Instructions for the task
Whenever a line in the material below contains "name", copy that line.

Data supplied
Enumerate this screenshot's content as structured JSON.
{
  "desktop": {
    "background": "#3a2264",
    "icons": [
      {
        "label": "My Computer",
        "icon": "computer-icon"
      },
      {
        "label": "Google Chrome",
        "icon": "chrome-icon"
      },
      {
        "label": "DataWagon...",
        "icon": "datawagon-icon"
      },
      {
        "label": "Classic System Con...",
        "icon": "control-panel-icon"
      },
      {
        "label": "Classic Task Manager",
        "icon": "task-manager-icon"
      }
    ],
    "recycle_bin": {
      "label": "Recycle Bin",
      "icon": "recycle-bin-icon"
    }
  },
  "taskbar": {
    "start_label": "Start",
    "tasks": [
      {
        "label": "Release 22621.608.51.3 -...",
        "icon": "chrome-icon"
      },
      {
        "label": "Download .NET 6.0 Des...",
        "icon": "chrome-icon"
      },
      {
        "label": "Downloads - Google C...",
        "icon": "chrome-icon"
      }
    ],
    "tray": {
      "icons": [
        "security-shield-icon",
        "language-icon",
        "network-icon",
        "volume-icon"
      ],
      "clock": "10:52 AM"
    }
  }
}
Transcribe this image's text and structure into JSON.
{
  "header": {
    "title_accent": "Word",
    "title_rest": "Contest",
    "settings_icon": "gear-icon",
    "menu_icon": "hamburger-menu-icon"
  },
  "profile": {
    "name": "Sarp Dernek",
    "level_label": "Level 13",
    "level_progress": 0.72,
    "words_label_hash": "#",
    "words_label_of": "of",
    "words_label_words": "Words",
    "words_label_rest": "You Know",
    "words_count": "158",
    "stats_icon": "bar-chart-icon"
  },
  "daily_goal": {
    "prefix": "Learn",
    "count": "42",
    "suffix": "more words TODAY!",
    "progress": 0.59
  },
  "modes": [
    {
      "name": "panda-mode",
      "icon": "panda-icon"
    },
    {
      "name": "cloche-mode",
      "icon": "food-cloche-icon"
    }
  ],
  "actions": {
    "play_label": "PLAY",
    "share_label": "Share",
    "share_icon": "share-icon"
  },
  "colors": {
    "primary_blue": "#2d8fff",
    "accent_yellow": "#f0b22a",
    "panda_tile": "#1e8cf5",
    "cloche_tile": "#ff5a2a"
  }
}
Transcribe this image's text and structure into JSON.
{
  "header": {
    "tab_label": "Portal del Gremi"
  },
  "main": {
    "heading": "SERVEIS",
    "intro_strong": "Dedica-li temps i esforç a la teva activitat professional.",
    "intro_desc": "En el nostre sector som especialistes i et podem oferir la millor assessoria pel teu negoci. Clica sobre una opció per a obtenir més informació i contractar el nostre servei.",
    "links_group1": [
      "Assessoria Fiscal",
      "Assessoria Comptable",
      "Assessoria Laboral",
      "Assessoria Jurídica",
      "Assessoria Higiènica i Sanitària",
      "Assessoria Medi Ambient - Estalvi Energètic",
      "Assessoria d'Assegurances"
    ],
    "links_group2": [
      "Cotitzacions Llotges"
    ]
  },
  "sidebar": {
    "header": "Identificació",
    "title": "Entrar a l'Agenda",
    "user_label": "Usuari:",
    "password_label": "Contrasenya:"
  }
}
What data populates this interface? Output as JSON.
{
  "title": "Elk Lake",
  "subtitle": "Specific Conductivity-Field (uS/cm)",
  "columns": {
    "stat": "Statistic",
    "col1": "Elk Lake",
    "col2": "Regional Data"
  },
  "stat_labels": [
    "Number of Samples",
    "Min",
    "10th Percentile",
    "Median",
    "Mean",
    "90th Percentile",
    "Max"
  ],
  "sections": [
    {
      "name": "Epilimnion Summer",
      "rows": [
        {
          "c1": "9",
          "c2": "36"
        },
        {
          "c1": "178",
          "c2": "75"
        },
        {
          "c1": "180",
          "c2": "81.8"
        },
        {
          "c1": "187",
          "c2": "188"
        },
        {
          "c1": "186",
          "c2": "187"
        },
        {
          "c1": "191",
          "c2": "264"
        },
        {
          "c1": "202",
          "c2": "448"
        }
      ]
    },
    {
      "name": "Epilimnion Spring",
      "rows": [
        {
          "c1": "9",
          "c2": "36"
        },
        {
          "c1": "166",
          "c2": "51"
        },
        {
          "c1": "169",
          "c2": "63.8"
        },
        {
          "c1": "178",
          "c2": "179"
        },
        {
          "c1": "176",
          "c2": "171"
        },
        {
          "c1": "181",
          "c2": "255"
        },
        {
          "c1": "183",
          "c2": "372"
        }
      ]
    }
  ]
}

Task output
    "name": "Sarp Dernek",
      "name": "panda-mode",
      "name": "cloche-mode",
      "name": "Epilimnion Summer",
      "name": "Epilimnion Spring",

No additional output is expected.